Data records for software interfaces
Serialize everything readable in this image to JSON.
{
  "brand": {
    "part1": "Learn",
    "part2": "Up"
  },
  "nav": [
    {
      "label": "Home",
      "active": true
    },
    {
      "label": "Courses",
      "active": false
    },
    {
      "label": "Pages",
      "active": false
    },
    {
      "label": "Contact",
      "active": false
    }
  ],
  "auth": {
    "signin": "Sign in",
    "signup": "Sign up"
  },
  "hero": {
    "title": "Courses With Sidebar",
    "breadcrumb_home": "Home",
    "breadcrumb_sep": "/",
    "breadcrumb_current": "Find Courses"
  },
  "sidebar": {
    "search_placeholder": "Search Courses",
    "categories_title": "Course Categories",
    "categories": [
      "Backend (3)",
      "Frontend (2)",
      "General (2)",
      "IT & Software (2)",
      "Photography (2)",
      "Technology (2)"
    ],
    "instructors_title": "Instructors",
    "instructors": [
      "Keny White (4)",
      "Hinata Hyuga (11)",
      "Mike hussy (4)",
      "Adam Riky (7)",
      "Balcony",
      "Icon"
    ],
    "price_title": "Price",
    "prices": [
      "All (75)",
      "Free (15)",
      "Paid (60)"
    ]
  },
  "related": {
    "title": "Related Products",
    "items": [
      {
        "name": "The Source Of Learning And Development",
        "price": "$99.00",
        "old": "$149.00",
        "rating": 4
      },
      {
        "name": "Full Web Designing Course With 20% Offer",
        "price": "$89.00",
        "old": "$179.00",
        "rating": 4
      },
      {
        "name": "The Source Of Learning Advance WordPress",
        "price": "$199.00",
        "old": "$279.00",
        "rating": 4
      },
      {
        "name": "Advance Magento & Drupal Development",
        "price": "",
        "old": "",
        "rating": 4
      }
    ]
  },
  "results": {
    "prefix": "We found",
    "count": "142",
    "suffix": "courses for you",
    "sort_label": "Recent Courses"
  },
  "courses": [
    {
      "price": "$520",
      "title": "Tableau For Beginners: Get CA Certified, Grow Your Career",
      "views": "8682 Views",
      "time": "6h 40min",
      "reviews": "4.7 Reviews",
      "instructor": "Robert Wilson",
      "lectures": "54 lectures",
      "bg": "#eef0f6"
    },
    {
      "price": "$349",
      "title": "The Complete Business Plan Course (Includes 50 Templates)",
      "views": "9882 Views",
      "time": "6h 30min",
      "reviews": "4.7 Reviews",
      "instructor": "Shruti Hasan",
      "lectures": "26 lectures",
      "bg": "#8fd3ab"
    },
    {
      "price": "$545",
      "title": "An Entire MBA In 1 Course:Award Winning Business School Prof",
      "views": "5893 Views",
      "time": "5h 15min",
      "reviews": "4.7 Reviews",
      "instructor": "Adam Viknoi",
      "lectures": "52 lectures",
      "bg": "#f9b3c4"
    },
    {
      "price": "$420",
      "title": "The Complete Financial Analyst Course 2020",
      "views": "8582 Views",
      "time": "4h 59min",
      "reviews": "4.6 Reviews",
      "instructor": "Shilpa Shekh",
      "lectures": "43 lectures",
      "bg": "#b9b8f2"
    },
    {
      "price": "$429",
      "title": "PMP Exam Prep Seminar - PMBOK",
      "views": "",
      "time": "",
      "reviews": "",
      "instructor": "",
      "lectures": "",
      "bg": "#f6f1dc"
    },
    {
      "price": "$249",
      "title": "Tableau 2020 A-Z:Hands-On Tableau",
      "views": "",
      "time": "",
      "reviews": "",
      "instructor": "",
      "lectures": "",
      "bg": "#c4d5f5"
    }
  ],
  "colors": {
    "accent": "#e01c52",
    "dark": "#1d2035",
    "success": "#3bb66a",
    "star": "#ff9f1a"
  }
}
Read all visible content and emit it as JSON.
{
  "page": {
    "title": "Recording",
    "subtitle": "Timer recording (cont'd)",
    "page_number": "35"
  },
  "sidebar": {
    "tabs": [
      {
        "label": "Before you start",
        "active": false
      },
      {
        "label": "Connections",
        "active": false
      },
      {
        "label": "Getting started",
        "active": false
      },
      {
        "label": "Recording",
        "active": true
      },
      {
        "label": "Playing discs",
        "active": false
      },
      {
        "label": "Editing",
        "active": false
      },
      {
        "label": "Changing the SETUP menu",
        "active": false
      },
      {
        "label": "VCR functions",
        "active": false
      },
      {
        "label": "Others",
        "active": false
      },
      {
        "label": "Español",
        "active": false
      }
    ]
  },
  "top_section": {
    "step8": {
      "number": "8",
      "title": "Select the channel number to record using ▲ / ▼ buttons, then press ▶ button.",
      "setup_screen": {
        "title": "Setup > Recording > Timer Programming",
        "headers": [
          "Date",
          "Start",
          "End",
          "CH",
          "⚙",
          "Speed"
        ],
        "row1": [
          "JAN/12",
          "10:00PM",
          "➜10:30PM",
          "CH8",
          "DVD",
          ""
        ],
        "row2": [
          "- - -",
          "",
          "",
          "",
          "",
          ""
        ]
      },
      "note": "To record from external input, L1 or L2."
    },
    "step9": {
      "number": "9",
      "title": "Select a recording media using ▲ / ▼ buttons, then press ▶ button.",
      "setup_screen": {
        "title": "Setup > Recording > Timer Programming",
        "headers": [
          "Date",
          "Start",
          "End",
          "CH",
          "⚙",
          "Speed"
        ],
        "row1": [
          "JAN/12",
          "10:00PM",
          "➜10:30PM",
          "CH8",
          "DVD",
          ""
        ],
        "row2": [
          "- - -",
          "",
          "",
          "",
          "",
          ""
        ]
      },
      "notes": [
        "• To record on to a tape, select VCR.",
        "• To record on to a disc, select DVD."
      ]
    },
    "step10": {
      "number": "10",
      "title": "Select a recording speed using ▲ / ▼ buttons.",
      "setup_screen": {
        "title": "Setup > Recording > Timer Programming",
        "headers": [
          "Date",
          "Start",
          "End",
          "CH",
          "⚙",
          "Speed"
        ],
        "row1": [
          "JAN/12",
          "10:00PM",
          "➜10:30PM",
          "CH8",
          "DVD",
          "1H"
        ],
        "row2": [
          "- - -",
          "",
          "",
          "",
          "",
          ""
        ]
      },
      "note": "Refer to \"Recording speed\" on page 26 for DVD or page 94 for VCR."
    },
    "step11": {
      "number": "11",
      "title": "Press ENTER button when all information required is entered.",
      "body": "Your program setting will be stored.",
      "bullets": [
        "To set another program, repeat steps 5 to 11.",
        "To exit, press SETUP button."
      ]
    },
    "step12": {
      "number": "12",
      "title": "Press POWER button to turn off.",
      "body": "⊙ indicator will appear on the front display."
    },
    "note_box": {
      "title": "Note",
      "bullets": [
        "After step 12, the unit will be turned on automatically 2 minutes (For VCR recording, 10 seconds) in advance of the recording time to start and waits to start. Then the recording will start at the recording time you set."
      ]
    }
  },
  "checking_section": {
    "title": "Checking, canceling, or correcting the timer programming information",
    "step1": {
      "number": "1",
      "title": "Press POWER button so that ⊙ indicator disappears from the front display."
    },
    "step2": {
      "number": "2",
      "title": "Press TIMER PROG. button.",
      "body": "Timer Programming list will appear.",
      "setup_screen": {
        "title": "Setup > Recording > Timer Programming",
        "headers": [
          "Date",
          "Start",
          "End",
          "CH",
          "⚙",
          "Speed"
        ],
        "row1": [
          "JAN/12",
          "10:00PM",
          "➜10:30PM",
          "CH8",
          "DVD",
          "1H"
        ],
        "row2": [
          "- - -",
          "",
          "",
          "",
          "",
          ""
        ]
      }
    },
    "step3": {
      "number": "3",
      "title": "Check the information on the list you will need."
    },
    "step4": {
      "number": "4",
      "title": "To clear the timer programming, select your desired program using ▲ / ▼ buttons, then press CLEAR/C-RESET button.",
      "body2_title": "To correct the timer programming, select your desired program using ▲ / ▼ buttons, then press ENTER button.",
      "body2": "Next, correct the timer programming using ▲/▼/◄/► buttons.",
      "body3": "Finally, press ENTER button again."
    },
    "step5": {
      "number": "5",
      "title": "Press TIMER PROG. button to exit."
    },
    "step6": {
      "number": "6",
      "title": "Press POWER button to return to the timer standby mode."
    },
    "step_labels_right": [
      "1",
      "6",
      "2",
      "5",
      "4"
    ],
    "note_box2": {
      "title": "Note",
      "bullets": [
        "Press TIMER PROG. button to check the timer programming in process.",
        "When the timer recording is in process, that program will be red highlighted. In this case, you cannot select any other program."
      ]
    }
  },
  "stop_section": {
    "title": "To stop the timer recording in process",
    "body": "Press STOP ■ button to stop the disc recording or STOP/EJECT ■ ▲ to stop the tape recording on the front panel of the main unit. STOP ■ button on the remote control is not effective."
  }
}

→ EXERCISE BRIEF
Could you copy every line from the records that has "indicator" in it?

→ ANSWER SPACE
      "body": "⊙ indicator will appear on the front display."
      "title": "Press POWER button so that ⊙ indicator disappears from the front display."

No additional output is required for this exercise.